nutrients in the environment are called nutrient cycles, and the processes
by which organisms make use of nutrients are collectively known as
With the introduction of genetic engineering of Escherichia coli by Cohen, Boyer
and co-workers in 1973, the way was paved for a completely new approach to
optimisation of existing biotech processes and development of completely new
ones. This lead to new biotech processes for the production of recombinant proteins,
e.g. the production of human insulin by a recombinant E. coli.
Non-alcoholic fatty liver disease (NAFLD), like
hepatitis C and HIV, is a disease of our generation.
Mostly unrecognized prior to 1980 and seldom taken
seriously until the past few years, NAFLD has seemingly
been thrust upon us unexpectantly like an
orphaned child left at our clinical bedside. In fact,
NAFLD was conceived during the industrial revolution,
which caused food to be processed differently,
provided that food more abundantly and made physical
work less demanding.
The seeming simplicity of our daily activities is greatly contrasted by the
complexity of our true nature—quite a paradox, no doubt. It is simple in
that, on the outside, the goals of our body may appear few. We internalize
food, water, and oxygen while at the same time ridding ourselves of carbon
dioxide and other waste materials. These operations support reproduction,
growth, maintenance, and defense. Yet on the inside our body
may seem very complex as various organs participate in a tremendous
number of complicated processes intended to meet the simple goals
More than ten years ago, two of us (AGH and DGR) were lucky enough to edit a
previous symposium of the British Ecological Society (BES) – Aquatic Ecology: Scale,
Pattern and Process (Giller, Hildrew & Raffaelli, 1994). In the Introduction to that
volume, we pointed out that the BES had not devoted a single previous symposium
to aquatic ecosystems.
The production of free radicals (ROS) is an unavoidable consequence of life in an
aerobic environment. Free radicals produced from the metabolic activities of oxygen
attack biological membranes and lipoproteins via oxidation in a process called
lipid perioxidation. This attack damages cells and lipids often in a chain reaction
with carbon-based molecules such as polyunsaturated fatty acids (PUFA) in a reaction
with molecular oxygen. This creates oxidative stress and damage to tissues.
Free radicals also damage chromosomal DNA.
LIFE ON EARTH ULTIMATELY DEPENDS ON ENERGY derived from the sun. Photosynthesis is the only process of biological importance that can harvest this energy. In addition, a large fraction of the planet’s energy resources results from photosynthetic activity in either recent or ancient times (fossil fuels). This chapter introduces the basic physical principles that underlie photosynthetic energy storage and the current understanding of the structure and function of the photosynthetic apparatus (Blankenship 2002). The term photosynthesis means literally “synthesis using light.

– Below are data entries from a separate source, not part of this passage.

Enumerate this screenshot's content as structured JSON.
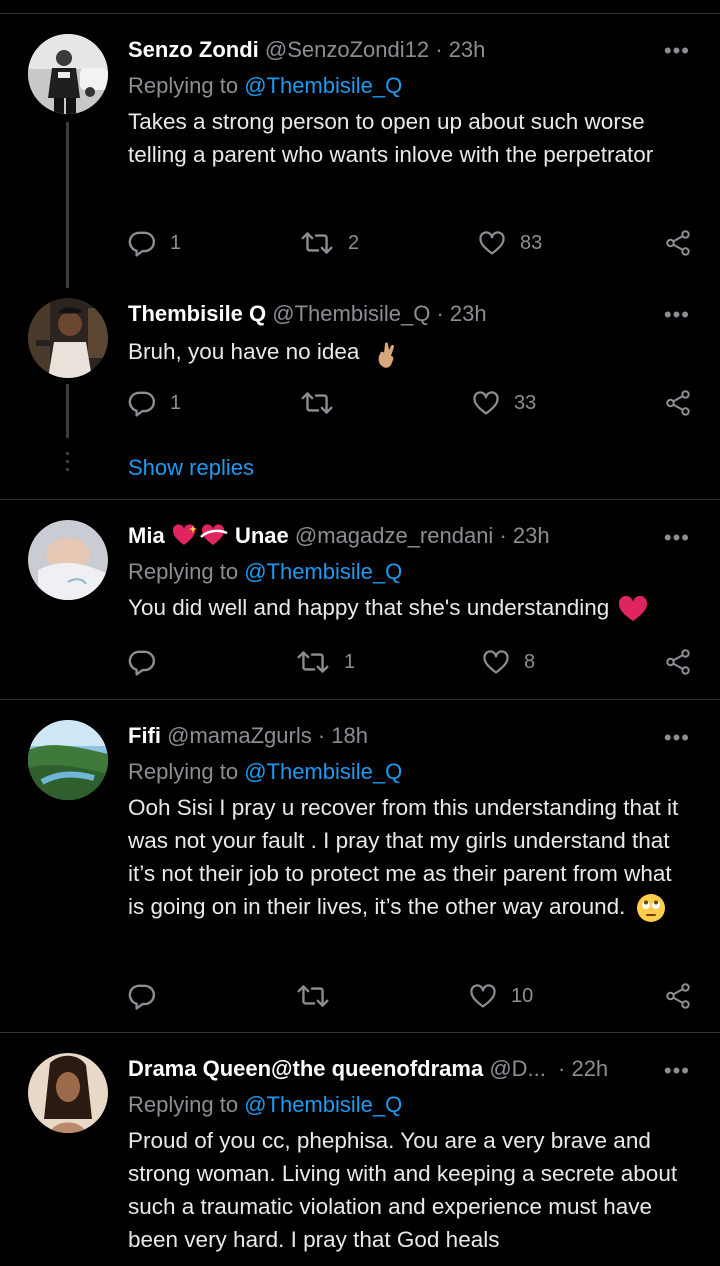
{
  "tweets": [
    {
      "name": "Senzo Zondi",
      "handle": "@SenzoZondi12",
      "time": "· 23h",
      "replying_prefix": "Replying to ",
      "replying_to": "@Thembisile_Q",
      "text": "Takes a strong person to open up about such worse telling a parent who wants inlove with the perpetrator",
      "replies": "1",
      "retweets": "2",
      "likes": "83"
    },
    {
      "name": "Thembisile Q",
      "handle": "@Thembisile_Q",
      "time": "· 23h",
      "text": "Bruh, you have no idea",
      "replies": "1",
      "retweets": "",
      "likes": "33",
      "show_replies": "Show replies"
    },
    {
      "name_part1": "Mia",
      "name_part2": "Unae",
      "handle": "@magadze_rendani",
      "time": "· 23h",
      "replying_prefix": "Replying to ",
      "replying_to": "@Thembisile_Q",
      "text": "You did well and happy that she's understanding",
      "replies": "",
      "retweets": "1",
      "likes": "8"
    },
    {
      "name": "Fifi",
      "handle": "@mamaZgurls",
      "time": "· 18h",
      "replying_prefix": "Replying to ",
      "replying_to": "@Thembisile_Q",
      "text": "Ooh Sisi I pray u recover from this understanding that it was not your fault . I pray that my girls understand that it’s not their job to protect me as their parent from what is going on in their lives,  it’s the other way around.",
      "replies": "",
      "retweets": "",
      "likes": "10"
    },
    {
      "name": "Drama Queen@the queenofdrama",
      "handle": "@D...",
      "time": "· 22h",
      "replying_prefix": "Replying to ",
      "replying_to": "@Thembisile_Q",
      "text": "Proud of you cc, phephisa. You are a very brave and strong woman. Living with and keeping a secrete about such a traumatic violation and experience must have been very hard. I pray that God heals"
    }
  ],
  "more_glyph": "•••",
  "icons": [
    "reply-icon",
    "retweet-icon",
    "like-icon",
    "share-icon",
    "more-icon"
  ],
  "colors": {
    "background": "#000000",
    "mention": "#1d9bf0",
    "secondary": "#8b8f94",
    "divider": "#2f3336"
  }
}
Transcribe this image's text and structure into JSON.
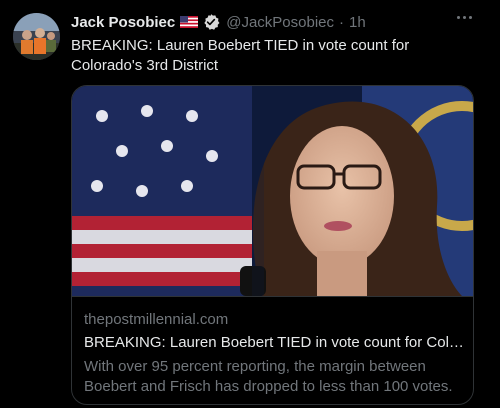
{
  "tweet": {
    "author_name": "Jack Posobiec",
    "handle": "@JackPosobiec",
    "separator": "·",
    "time": "1h",
    "text": "BREAKING: Lauren Boebert TIED in vote count for Colorado's 3rd District"
  },
  "card": {
    "domain": "thepostmillennial.com",
    "title": "BREAKING: Lauren Boebert TIED in vote count for Colo...",
    "description": "With over 95 percent reporting, the margin between Boebert and Frisch has dropped to less than 100 votes."
  },
  "icons": {
    "flag": "us-flag-icon",
    "verified": "verified-badge-icon",
    "more": "more-options-icon"
  },
  "colors": {
    "background": "#000000",
    "text_primary": "#e7e9ea",
    "text_secondary": "#71767b",
    "border": "#2f3336"
  }
}
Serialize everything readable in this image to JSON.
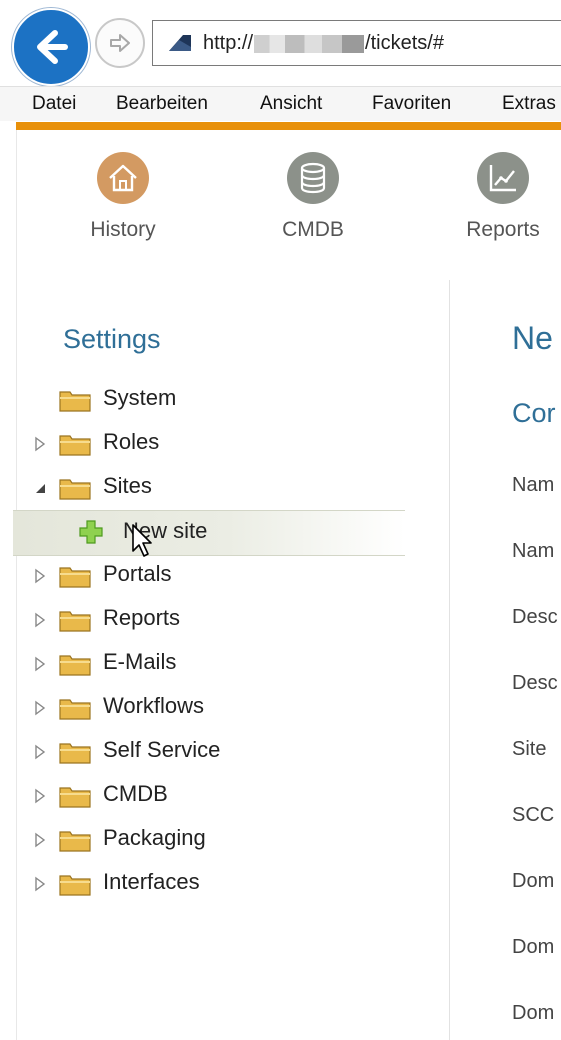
{
  "browser": {
    "url_prefix": "http://",
    "url_suffix": "/tickets/#"
  },
  "menubar": {
    "items": [
      "Datei",
      "Bearbeiten",
      "Ansicht",
      "Favoriten",
      "Extras"
    ]
  },
  "colors": {
    "accent": "#e8900a",
    "heading": "#2f6f97",
    "nav_history": "#d39a62",
    "nav_cmdb": "#8c918a",
    "nav_reports": "#8c918a"
  },
  "nav": [
    {
      "label": "History",
      "icon": "house-icon"
    },
    {
      "label": "CMDB",
      "icon": "database-icon"
    },
    {
      "label": "Reports",
      "icon": "chart-icon"
    }
  ],
  "settings": {
    "title": "Settings",
    "tree": [
      {
        "label": "System",
        "arrow": "none"
      },
      {
        "label": "Roles",
        "arrow": "collapsed"
      },
      {
        "label": "Sites",
        "arrow": "expanded"
      },
      {
        "label": "New site",
        "child": true,
        "selected": true,
        "icon": "plus-icon"
      },
      {
        "label": "Portals",
        "arrow": "collapsed"
      },
      {
        "label": "Reports",
        "arrow": "collapsed"
      },
      {
        "label": "E-Mails",
        "arrow": "collapsed"
      },
      {
        "label": "Workflows",
        "arrow": "collapsed"
      },
      {
        "label": "Self Service",
        "arrow": "collapsed"
      },
      {
        "label": "CMDB",
        "arrow": "collapsed"
      },
      {
        "label": "Packaging",
        "arrow": "collapsed"
      },
      {
        "label": "Interfaces",
        "arrow": "collapsed"
      }
    ]
  },
  "content": {
    "title": "Ne",
    "section": "Cor",
    "fields": [
      "Nam",
      "Nam",
      "Desc",
      "Desc",
      "Site",
      "SCC",
      "Dom",
      "Dom",
      "Dom"
    ]
  }
}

HIGHER PLANTS ARE AUTOTROPHIC ORGANISMS that can synthesize their organic molecular components out of inorganic nutrients obtained from their surroundings. For many mineral nutrients, this process involves absorption from the soil by the roots (see Chapter 5) and incorporation into the organic compounds that are essential for growth and development. This incorporation of mineral nutrients into organic substances such as pigments, enzyme cofactors, lipids, nucleic acids, and amino acids is termed nutrient assimilation....